═════ Supplied entries ═════

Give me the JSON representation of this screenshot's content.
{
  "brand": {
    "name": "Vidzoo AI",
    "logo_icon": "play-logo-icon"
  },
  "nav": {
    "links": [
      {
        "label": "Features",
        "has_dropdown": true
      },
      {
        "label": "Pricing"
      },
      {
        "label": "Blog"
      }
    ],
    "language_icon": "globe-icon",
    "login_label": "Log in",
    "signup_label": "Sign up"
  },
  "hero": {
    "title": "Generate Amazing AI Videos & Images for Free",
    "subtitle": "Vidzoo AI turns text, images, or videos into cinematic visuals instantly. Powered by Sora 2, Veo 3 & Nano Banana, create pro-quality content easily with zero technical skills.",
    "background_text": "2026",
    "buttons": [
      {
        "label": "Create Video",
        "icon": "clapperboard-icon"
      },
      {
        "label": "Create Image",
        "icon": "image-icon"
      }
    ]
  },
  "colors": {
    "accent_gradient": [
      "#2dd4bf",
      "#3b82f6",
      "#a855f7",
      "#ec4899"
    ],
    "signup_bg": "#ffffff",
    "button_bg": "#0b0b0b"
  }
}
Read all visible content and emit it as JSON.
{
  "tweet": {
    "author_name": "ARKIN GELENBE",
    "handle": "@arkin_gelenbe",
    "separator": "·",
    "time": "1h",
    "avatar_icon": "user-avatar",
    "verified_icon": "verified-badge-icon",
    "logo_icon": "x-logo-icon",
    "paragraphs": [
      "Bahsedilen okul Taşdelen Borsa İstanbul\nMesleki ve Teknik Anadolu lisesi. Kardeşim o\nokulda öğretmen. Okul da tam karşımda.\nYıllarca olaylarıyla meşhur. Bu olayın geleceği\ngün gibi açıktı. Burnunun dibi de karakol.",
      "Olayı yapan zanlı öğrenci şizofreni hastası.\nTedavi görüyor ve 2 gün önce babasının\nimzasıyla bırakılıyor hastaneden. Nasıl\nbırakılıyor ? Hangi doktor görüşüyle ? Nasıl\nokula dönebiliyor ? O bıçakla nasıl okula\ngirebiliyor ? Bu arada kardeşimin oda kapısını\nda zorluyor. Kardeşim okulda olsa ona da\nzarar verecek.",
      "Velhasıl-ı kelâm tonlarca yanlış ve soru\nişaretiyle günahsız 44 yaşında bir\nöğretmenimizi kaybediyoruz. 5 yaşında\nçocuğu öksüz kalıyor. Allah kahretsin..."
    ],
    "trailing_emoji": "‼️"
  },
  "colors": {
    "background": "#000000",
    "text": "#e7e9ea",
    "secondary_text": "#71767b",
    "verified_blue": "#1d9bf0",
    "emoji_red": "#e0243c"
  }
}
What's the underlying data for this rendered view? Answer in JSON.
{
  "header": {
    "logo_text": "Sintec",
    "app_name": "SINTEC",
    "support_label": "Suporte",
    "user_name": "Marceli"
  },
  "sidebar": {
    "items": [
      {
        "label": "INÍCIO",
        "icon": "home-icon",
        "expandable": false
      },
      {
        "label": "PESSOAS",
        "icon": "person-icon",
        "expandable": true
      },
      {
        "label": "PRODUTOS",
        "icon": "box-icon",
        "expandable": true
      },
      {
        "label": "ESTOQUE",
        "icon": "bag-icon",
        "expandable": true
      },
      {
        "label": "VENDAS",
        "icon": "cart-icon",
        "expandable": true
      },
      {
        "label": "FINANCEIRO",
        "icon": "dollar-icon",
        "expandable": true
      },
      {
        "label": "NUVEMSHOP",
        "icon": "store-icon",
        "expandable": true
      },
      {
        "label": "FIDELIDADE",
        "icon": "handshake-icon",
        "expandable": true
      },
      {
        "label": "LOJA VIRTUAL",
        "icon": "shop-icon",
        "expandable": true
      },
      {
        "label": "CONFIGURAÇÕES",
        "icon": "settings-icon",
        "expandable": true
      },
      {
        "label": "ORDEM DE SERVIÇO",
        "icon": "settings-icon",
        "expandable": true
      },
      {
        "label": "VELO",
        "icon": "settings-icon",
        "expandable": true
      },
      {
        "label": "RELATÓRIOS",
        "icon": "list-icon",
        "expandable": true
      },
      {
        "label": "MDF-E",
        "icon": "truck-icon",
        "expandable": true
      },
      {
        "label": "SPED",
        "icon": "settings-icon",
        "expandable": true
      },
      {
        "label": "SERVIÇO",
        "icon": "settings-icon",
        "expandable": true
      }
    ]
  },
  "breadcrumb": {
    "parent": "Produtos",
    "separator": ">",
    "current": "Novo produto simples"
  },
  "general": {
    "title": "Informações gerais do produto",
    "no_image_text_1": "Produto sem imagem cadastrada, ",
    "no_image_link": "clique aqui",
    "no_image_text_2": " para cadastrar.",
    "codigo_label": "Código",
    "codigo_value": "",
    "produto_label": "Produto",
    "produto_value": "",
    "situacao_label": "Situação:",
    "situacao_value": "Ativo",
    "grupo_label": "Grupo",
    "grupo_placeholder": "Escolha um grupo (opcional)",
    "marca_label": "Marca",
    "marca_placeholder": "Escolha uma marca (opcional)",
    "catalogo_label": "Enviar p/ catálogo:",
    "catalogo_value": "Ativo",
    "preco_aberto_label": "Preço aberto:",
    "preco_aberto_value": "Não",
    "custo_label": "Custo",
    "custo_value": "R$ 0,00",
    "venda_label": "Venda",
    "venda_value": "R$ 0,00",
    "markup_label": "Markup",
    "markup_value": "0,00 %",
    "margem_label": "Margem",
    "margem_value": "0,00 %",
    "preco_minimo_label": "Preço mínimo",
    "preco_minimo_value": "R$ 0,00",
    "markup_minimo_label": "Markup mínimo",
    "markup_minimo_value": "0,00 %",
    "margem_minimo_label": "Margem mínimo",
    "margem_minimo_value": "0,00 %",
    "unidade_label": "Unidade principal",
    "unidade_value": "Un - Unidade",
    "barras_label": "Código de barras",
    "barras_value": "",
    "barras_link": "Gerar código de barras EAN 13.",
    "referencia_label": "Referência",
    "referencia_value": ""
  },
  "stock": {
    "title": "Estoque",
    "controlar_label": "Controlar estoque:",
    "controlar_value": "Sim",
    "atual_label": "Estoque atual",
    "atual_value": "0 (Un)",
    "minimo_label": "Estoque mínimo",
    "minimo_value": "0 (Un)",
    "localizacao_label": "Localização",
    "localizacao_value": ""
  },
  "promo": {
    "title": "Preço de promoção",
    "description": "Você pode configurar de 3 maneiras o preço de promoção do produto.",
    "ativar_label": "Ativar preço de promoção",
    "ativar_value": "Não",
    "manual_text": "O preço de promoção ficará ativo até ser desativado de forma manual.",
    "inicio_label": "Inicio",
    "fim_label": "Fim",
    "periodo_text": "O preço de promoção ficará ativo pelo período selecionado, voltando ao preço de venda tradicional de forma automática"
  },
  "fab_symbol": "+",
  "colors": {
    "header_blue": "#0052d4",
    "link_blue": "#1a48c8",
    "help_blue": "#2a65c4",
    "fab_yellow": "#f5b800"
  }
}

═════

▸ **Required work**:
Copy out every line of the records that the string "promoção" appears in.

▸ **Output for this task**:
    "title": "Preço de promoção",
    "description": "Você pode configurar de 3 maneiras o preço de promoção do produto.",
    "ativar_label": "Ativar preço de promoção",
    "manual_text": "O preço de promoção ficará ativo até ser desativado de forma manual.",
    "periodo_text": "O preço de promoção ficará ativo pelo período selecionado, voltando ao preço de venda tradicional de forma automática"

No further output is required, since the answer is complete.